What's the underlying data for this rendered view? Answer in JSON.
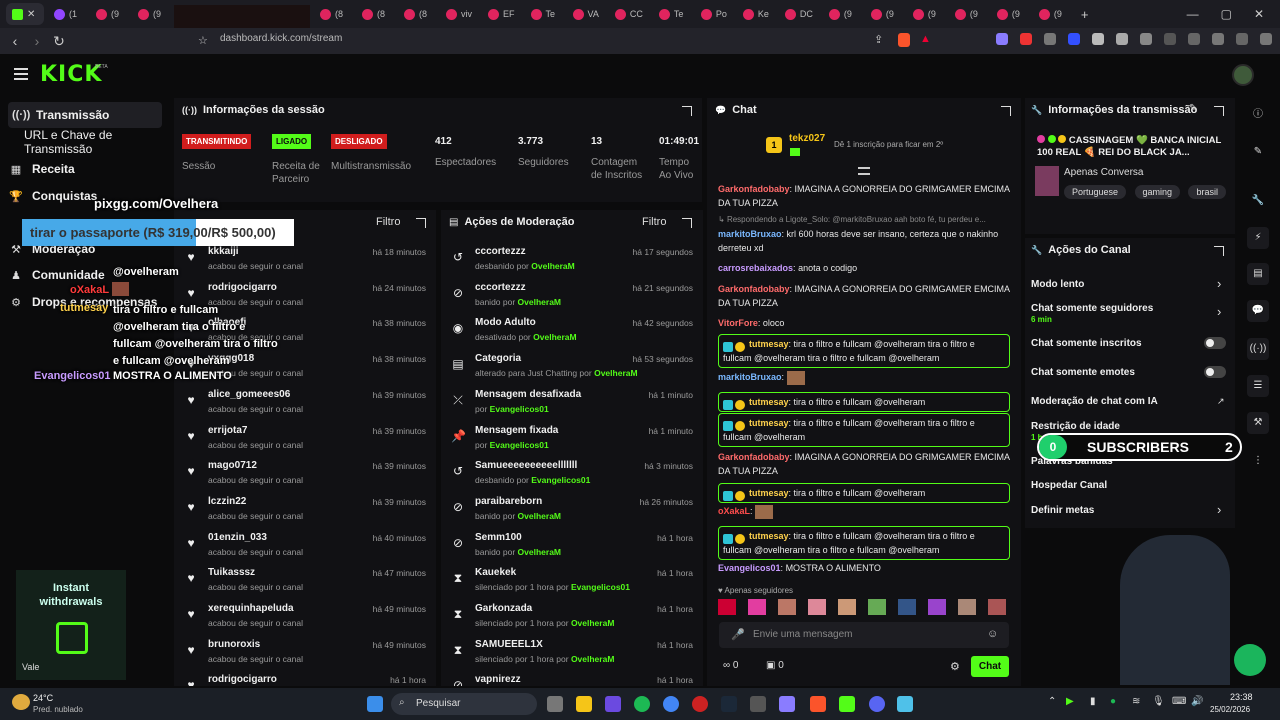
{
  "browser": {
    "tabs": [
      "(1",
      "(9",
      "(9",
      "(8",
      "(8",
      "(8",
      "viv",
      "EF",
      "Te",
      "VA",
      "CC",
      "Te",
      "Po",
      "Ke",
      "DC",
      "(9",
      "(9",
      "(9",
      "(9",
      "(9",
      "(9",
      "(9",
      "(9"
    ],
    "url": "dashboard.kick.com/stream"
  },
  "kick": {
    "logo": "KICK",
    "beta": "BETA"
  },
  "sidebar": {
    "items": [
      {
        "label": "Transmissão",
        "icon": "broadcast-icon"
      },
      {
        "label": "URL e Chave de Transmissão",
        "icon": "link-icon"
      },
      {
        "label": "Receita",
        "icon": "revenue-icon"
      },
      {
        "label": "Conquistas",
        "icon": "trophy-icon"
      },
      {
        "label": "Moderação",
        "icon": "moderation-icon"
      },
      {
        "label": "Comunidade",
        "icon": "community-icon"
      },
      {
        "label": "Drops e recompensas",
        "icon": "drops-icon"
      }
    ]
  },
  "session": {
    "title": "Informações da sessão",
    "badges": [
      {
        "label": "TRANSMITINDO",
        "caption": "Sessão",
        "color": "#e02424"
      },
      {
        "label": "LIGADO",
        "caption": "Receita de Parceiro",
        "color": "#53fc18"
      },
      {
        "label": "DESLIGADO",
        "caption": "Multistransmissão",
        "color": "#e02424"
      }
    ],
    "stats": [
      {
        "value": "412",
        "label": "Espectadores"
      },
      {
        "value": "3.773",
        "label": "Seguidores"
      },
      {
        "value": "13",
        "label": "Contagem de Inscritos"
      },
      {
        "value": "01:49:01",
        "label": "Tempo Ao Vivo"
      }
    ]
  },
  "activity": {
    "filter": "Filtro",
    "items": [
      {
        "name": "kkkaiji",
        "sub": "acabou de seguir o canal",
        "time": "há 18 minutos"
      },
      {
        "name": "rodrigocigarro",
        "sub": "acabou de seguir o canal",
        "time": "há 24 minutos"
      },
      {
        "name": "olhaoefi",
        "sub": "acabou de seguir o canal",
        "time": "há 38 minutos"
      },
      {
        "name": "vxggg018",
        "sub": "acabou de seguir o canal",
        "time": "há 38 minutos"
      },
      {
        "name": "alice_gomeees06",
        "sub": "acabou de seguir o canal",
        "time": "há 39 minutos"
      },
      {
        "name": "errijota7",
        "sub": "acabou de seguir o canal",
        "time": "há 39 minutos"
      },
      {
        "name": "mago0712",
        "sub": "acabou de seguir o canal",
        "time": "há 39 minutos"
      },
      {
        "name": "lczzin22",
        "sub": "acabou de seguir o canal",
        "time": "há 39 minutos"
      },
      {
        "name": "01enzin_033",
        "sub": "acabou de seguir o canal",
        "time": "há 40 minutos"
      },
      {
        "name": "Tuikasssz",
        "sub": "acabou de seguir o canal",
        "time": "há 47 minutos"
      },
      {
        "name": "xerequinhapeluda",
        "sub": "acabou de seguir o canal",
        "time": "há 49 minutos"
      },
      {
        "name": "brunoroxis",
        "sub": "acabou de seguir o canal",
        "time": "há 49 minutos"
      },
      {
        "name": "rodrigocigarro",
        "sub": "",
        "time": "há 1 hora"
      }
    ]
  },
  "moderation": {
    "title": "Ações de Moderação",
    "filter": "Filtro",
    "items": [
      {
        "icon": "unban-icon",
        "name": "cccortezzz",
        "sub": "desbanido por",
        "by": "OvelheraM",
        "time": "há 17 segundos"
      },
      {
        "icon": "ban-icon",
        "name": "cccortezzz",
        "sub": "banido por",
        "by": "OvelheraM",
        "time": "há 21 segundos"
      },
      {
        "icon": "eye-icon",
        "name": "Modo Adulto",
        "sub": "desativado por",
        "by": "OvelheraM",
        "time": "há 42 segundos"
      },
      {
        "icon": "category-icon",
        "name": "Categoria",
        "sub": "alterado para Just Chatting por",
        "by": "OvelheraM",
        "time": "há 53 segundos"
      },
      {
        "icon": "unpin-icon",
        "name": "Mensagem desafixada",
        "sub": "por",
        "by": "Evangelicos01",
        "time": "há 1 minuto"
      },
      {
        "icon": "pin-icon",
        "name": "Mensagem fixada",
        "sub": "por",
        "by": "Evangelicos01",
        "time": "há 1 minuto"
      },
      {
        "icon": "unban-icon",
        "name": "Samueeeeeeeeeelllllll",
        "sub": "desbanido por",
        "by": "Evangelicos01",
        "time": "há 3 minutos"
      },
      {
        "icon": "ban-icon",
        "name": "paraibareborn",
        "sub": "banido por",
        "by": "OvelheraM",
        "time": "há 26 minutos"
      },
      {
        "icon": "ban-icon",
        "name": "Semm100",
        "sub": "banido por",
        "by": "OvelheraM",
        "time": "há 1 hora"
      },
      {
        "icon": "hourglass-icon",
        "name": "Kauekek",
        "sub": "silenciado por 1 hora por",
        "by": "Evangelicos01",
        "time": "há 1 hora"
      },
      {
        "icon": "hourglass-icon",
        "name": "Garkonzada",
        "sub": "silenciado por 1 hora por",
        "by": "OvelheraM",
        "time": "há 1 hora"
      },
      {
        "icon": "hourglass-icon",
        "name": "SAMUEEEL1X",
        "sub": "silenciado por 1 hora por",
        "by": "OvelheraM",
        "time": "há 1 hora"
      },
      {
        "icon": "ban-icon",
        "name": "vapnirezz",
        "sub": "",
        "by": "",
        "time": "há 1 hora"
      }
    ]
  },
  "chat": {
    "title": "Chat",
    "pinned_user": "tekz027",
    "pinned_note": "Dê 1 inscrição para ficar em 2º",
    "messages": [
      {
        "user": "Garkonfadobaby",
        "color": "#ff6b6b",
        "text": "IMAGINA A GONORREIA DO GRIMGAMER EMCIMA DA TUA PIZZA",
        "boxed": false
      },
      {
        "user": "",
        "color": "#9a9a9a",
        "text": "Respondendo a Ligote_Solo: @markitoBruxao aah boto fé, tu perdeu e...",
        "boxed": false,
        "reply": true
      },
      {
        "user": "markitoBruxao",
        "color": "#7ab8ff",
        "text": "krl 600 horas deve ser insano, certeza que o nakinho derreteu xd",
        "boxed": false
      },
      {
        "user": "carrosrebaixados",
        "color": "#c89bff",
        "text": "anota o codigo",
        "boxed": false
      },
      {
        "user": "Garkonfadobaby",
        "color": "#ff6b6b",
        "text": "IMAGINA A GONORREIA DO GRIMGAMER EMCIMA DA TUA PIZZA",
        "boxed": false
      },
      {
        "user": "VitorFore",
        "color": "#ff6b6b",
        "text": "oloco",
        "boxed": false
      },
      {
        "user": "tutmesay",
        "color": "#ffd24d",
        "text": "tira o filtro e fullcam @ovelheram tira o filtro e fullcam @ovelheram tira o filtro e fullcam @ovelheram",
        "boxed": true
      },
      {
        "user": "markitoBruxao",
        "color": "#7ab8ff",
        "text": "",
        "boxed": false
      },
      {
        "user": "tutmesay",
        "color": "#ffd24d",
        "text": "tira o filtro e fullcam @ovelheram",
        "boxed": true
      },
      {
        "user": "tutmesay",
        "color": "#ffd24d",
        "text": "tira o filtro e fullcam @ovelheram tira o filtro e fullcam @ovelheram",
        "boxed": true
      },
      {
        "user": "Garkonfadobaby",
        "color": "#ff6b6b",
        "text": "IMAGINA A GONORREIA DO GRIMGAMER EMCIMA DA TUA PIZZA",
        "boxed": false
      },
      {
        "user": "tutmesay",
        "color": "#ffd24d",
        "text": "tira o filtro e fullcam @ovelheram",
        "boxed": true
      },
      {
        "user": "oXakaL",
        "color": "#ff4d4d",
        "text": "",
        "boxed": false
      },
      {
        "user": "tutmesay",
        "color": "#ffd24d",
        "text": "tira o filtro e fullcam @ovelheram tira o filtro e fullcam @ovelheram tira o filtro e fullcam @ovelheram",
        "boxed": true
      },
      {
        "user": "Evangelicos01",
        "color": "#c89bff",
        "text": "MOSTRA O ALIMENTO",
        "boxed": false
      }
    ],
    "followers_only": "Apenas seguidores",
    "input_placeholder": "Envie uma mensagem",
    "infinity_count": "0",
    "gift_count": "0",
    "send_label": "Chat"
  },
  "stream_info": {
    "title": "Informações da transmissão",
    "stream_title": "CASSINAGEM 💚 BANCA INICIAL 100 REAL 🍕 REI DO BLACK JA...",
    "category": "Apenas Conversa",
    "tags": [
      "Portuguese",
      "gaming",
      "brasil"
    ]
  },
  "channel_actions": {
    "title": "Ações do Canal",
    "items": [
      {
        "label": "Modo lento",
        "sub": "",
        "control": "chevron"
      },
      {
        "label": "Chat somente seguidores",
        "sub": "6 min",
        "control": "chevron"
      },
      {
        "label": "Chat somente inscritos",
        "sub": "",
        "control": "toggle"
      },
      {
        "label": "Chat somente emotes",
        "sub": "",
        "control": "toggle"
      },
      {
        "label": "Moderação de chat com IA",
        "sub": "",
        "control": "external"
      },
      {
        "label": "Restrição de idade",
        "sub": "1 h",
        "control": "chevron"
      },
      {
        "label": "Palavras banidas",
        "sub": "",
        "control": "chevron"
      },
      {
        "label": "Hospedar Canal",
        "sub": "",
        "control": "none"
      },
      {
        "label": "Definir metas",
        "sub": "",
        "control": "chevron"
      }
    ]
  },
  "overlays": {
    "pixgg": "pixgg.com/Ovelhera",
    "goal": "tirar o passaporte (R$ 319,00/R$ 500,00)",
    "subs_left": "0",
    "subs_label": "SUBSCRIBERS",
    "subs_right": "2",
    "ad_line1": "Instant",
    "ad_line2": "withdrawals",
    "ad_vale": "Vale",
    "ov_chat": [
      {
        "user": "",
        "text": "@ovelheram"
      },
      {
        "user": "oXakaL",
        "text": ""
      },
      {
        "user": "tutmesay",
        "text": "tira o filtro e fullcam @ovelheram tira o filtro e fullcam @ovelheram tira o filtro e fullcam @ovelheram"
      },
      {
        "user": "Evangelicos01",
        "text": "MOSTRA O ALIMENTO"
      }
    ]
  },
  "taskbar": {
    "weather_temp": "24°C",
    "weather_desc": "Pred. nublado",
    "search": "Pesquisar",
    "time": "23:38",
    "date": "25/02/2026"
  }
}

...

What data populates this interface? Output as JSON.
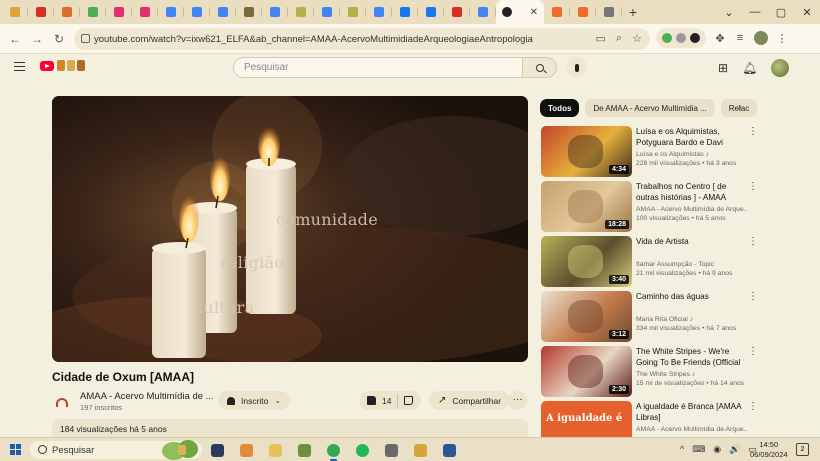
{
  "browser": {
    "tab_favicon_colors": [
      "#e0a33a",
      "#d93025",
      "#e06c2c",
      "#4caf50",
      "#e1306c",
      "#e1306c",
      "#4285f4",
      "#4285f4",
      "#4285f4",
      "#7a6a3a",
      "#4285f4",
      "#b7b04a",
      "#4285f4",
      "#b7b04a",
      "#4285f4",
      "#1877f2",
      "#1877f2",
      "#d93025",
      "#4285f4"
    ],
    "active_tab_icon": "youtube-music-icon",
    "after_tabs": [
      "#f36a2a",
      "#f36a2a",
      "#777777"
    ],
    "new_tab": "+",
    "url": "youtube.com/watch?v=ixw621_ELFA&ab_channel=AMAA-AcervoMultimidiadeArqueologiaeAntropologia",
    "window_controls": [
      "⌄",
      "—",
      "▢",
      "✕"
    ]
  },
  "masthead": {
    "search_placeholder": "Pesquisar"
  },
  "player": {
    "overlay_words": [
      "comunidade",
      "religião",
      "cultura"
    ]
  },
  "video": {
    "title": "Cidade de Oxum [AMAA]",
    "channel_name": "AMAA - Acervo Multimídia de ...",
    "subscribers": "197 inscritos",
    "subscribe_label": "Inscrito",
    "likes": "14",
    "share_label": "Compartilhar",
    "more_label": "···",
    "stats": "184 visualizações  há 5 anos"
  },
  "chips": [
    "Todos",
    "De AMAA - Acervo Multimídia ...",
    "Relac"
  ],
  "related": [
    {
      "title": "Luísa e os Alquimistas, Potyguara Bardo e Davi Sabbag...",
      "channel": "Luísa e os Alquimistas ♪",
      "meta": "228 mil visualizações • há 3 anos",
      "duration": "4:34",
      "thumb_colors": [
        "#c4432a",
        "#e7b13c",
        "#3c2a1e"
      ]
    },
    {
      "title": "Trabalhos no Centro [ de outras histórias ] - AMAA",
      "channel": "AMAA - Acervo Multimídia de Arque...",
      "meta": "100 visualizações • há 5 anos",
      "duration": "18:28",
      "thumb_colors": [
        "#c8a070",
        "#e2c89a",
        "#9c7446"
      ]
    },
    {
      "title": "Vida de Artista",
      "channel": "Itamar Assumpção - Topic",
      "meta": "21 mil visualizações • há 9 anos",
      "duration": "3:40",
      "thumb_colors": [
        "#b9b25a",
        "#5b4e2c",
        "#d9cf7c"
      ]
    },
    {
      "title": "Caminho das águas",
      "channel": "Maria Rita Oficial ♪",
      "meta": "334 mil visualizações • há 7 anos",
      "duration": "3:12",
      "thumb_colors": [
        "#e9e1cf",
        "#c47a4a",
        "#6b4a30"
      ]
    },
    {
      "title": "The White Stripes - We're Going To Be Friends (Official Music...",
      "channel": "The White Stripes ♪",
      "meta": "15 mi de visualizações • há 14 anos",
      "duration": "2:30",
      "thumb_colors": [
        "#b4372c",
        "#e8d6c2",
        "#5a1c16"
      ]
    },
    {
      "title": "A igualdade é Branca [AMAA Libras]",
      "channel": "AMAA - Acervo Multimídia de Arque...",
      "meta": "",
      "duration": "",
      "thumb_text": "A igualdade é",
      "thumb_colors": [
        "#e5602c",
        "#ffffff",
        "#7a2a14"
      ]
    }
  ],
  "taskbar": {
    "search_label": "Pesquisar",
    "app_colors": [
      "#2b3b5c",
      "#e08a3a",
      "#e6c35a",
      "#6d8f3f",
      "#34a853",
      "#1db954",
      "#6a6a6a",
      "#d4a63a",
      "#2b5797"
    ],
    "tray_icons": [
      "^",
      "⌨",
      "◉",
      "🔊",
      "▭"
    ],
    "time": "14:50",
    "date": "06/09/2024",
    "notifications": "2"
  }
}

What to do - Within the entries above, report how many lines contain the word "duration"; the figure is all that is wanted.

Response - 6